As the players in a field mature, they begin to care just as much about the means as they do about the ends. In slightly more nuanced terms, they don’t necessarily wait for results; they act on the way there, questioning decisions and the modus operandi. Then there are cases where both ends and means are perceived to be perverse. Satyam Computer Services learnt the danger in taking shareholders for a ride the hard way. The company has now been barred from all World Bank-related business for eight years, September onwards. This blow follows the abortive attempt by the company to buy out the Maytas real estate and infrastructure companies, owned by the sons of B. Ramalinga Raju, Satyam’s founder-chairman and promoter. Indian and foreign investors had raised a stink over the deal that might have done long-term damage to investment in India.

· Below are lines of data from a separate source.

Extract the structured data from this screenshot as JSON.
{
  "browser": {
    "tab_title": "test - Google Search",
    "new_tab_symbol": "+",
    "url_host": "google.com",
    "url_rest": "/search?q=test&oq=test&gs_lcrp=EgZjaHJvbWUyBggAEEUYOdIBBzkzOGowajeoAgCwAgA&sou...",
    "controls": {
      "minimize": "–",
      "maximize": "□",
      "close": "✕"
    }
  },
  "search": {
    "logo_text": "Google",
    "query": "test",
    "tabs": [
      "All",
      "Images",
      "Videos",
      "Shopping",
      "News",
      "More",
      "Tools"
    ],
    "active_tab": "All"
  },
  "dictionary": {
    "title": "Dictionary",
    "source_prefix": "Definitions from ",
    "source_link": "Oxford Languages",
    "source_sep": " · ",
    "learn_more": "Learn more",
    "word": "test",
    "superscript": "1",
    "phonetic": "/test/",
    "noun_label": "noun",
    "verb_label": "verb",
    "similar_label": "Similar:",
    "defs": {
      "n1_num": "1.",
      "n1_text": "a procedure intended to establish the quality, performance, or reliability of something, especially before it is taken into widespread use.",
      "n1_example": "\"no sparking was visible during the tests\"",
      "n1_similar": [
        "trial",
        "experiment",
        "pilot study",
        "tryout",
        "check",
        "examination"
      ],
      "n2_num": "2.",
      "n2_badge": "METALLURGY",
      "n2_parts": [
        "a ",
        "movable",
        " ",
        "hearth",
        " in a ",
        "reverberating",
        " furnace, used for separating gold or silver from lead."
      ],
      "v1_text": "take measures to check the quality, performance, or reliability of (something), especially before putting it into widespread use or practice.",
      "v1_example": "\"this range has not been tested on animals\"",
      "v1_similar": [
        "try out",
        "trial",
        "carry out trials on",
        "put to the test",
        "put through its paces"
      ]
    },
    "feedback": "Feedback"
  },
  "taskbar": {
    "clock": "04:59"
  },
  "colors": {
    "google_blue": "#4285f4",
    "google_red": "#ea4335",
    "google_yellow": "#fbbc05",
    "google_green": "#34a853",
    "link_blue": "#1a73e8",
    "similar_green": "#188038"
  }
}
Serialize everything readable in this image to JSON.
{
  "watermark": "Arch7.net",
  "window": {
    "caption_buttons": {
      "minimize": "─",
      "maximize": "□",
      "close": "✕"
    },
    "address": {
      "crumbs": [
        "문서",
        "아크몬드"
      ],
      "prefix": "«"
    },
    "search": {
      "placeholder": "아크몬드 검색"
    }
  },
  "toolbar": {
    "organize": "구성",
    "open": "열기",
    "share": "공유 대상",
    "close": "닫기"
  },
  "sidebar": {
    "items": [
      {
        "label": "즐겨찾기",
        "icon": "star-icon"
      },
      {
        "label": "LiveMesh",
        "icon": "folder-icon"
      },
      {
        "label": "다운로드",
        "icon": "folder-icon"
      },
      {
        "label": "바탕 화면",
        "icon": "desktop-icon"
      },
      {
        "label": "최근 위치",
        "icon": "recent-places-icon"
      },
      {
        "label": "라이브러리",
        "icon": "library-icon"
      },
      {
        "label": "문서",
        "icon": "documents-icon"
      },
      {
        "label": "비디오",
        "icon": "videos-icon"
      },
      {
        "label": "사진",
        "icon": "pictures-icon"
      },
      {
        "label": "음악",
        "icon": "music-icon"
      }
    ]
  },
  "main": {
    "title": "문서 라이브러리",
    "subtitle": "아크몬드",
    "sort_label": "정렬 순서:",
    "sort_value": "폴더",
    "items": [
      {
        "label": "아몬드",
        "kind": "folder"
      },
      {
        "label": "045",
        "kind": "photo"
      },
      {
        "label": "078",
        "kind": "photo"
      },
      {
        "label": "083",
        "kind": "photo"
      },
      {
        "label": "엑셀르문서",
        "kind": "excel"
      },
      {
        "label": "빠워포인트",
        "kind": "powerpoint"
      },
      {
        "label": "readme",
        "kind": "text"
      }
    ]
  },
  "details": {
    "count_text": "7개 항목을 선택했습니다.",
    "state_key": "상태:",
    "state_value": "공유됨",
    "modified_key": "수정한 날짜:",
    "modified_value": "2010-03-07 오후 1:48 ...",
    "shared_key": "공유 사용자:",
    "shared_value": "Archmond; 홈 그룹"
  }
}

Satyam’s management had acted in bad faith, with the aim to deceive. The episode should now engender accountable and mature corporate governance in India, in a departure from the personal and opaque practice in most of our best companies. Promoters, even where they hold more than 9 per cent equity unlike B.R. Raju, should heed this sign of the arrival of the faceless Indian shareholder, who may no longer be satisfied with leaving decisions to the management and acting only post-facto, after the results.
Corporate governance is problematic and flawed even in the most developed and mature economies. Otherwise, there would have been no Bernie Madoff; public confidence in corporate America wouldn’t have been so brutally shaken in recent memory without Enron. The big difference with corporate governance in India is that, in mature economies, one expects the law to catch up with the artful dodgers sooner or later. It’s time Indian promoters discarded their assumption of quasi-immunity from not only shareholders’ scrutiny but also the law. Satyam has raised a lot of questions and saw some action. But a lot more needs to be asked, and answered.